App and web page records
※ ※ ※

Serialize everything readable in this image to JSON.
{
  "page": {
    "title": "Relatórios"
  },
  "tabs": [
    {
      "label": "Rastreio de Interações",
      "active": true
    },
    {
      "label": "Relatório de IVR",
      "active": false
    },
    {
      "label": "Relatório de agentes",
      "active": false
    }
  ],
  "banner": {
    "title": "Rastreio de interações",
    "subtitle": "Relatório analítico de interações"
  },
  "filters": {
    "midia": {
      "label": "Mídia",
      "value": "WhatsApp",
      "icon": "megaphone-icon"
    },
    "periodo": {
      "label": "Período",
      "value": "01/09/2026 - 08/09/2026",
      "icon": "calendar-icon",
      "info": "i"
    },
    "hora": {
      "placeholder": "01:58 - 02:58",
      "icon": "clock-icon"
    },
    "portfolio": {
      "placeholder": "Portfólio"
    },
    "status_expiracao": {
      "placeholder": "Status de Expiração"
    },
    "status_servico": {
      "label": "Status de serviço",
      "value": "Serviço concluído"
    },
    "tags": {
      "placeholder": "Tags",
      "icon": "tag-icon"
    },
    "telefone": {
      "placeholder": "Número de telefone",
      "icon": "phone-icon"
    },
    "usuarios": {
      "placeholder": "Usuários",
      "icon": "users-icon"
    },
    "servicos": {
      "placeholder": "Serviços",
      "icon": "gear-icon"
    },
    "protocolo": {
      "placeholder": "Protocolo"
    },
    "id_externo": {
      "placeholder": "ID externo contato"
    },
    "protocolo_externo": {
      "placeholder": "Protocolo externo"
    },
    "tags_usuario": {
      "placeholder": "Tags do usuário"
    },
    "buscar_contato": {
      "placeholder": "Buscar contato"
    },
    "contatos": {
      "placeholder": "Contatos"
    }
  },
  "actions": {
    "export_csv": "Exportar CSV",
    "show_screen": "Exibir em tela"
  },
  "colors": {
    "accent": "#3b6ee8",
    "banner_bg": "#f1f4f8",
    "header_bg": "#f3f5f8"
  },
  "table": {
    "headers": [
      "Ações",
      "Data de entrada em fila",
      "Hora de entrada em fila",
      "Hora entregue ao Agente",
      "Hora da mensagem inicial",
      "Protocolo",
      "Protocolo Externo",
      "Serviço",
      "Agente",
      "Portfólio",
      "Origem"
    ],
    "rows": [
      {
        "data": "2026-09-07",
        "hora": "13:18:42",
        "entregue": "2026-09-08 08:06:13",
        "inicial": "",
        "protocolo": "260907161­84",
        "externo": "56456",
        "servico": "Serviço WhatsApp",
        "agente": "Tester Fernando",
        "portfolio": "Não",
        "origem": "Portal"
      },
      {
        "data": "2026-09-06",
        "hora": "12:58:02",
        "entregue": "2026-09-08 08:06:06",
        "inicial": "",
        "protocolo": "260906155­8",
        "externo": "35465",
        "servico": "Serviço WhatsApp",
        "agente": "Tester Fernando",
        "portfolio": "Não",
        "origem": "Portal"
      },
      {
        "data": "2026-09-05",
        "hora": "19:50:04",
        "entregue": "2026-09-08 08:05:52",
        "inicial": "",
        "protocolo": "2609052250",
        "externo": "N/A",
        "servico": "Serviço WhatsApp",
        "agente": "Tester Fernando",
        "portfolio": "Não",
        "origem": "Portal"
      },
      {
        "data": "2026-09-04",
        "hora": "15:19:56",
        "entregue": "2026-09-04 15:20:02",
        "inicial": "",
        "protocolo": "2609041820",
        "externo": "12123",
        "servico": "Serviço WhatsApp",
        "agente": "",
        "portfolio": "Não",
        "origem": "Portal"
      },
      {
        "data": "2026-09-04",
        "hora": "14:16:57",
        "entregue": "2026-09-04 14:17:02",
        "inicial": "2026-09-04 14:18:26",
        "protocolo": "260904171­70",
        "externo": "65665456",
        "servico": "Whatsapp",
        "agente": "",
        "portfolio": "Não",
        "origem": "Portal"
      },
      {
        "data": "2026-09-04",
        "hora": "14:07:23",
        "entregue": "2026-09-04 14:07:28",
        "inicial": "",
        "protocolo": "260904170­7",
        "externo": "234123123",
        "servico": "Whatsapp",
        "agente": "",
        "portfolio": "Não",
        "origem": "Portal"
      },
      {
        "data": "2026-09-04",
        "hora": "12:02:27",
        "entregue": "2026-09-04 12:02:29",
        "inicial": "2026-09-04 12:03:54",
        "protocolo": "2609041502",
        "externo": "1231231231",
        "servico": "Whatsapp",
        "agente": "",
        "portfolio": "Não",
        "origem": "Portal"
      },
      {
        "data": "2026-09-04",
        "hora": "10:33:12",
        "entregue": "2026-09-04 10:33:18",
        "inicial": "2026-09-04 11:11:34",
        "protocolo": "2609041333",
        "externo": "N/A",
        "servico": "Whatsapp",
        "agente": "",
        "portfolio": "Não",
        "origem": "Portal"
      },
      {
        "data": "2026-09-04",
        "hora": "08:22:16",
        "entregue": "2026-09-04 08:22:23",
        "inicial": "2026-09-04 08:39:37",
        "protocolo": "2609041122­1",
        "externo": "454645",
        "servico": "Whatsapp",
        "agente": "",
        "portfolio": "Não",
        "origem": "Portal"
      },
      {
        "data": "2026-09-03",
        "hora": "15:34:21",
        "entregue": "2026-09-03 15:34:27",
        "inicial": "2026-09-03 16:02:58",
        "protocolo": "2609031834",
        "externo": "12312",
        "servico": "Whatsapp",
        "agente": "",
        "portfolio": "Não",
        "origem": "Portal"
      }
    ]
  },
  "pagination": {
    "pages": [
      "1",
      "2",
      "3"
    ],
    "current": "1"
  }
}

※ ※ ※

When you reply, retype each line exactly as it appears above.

Serialize everything readable in this image to JSON.
{
  "page": {
    "title": "Relatórios"
  },
  "tabs": [
    {
      "label": "Rastreio de Interações",
      "active": true
    },
    {
      "label": "Relatório de IVR",
      "active": false
    },
    {
      "label": "Relatório de agentes",
      "active": false
    }
  ],
  "banner": {
    "title": "Rastreio de interações",
    "subtitle": "Relatório analítico de interações"
  },
  "filters": {
    "midia": {
      "label": "Mídia",
      "value": "WhatsApp",
      "icon": "megaphone-icon"
    },
    "periodo": {
      "label": "Período",
      "value": "01/09/2026 - 08/09/2026",
      "icon": "calendar-icon",
      "info": "i"
    },
    "hora": {
      "placeholder": "01:58 - 02:58",
      "icon": "clock-icon"
    },
    "portfolio": {
      "placeholder": "Portfólio"
    },
    "status_expiracao": {
      "placeholder": "Status de Expiração"
    },
    "status_servico": {
      "label": "Status de serviço",
      "value": "Serviço concluído"
    },
    "tags": {
      "placeholder": "Tags",
      "icon": "tag-icon"
    },
    "telefone": {
      "placeholder": "Número de telefone",
      "icon": "phone-icon"
    },
    "usuarios": {
      "placeholder": "Usuários",
      "icon": "users-icon"
    },
    "servicos": {
      "placeholder": "Serviços",
      "icon": "gear-icon"
    },
    "protocolo": {
      "placeholder": "Protocolo"
    },
    "id_externo": {
      "placeholder": "ID externo contato"
    },
    "protocolo_externo": {
      "placeholder": "Protocolo externo"
    },
    "tags_usuario": {
      "placeholder": "Tags do usuário"
    },
    "buscar_contato": {
      "placeholder": "Buscar contato"
    },
    "contatos": {
      "placeholder": "Contatos"
    }
  },
  "actions": {
    "export_csv": "Exportar CSV",
    "show_screen": "Exibir em tela"
  },
  "colors": {
    "accent": "#3b6ee8",
    "banner_bg": "#f1f4f8",
    "header_bg": "#f3f5f8"
  },
  "table": {
    "headers": [
      "Ações",
      "Data de entrada em fila",
      "Hora de entrada em fila",
      "Hora entregue ao Agente",
      "Hora da mensagem inicial",
      "Protocolo",
      "Protocolo Externo",
      "Serviço",
      "Agente",
      "Portfólio",
      "Origem"
    ],
    "rows": [
      {
        "data": "2026-09-07",
        "hora": "13:18:42",
        "entregue": "2026-09-08 08:06:13",
        "inicial": "",
        "protocolo": "260907161­84",
        "externo": "56456",
        "servico": "Serviço WhatsApp",
        "agente": "Tester Fernando",
        "portfolio": "Não",
        "origem": "Portal"
      },
      {
        "data": "2026-09-06",
        "hora": "12:58:02",
        "entregue": "2026-09-08 08:06:06",
        "inicial": "",
        "protocolo": "260906155­8",
        "externo": "35465",
        "servico": "Serviço WhatsApp",
        "agente": "Tester Fernando",
        "portfolio": "Não",
        "origem": "Portal"
      },
      {
        "data": "2026-09-05",
        "hora": "19:50:04",
        "entregue": "2026-09-08 08:05:52",
        "inicial": "",
        "protocolo": "2609052250",
        "externo": "N/A",
        "servico": "Serviço WhatsApp",
        "agente": "Tester Fernando",
        "portfolio": "Não",
        "origem": "Portal"
      },
      {
        "data": "2026-09-04",
        "hora": "15:19:56",
        "entregue": "2026-09-04 15:20:02",
        "inicial": "",
        "protocolo": "2609041820",
        "externo": "12123",
        "servico": "Serviço WhatsApp",
        "agente": "",
        "portfolio": "Não",
        "origem": "Portal"
      },
      {
        "data": "2026-09-04",
        "hora": "14:16:57",
        "entregue": "2026-09-04 14:17:02",
        "inicial": "2026-09-04 14:18:26",
        "protocolo": "260904171­70",
        "externo": "65665456",
        "servico": "Whatsapp",
        "agente": "",
        "portfolio": "Não",
        "origem": "Portal"
      },
      {
        "data": "2026-09-04",
        "hora": "14:07:23",
        "entregue": "2026-09-04 14:07:28",
        "inicial": "",
        "protocolo": "260904170­7",
        "externo": "234123123",
        "servico": "Whatsapp",
        "agente": "",
        "portfolio": "Não",
        "origem": "Portal"
      },
      {
        "data": "2026-09-04",
        "hora": "12:02:27",
        "entregue": "2026-09-04 12:02:29",
        "inicial": "2026-09-04 12:03:54",
        "protocolo": "2609041502",
        "externo": "1231231231",
        "servico": "Whatsapp",
        "agente": "",
        "portfolio": "Não",
        "origem": "Portal"
      },
      {
        "data": "2026-09-04",
        "hora": "10:33:12",
        "entregue": "2026-09-04 10:33:18",
        "inicial": "2026-09-04 11:11:34",
        "protocolo": "2609041333",
        "externo": "N/A",
        "servico": "Whatsapp",
        "agente": "",
        "portfolio": "Não",
        "origem": "Portal"
      },
      {
        "data": "2026-09-04",
        "hora": "08:22:16",
        "entregue": "2026-09-04 08:22:23",
        "inicial": "2026-09-04 08:39:37",
        "protocolo": "2609041122­1",
        "externo": "454645",
        "servico": "Whatsapp",
        "agente": "",
        "portfolio": "Não",
        "origem": "Portal"
      },
      {
        "data": "2026-09-03",
        "hora": "15:34:21",
        "entregue": "2026-09-03 15:34:27",
        "inicial": "2026-09-03 16:02:58",
        "protocolo": "2609031834",
        "externo": "12312",
        "servico": "Whatsapp",
        "agente": "",
        "portfolio": "Não",
        "origem": "Portal"
      }
    ]
  },
  "pagination": {
    "pages": [
      "1",
      "2",
      "3"
    ],
    "current": "1"
  }
}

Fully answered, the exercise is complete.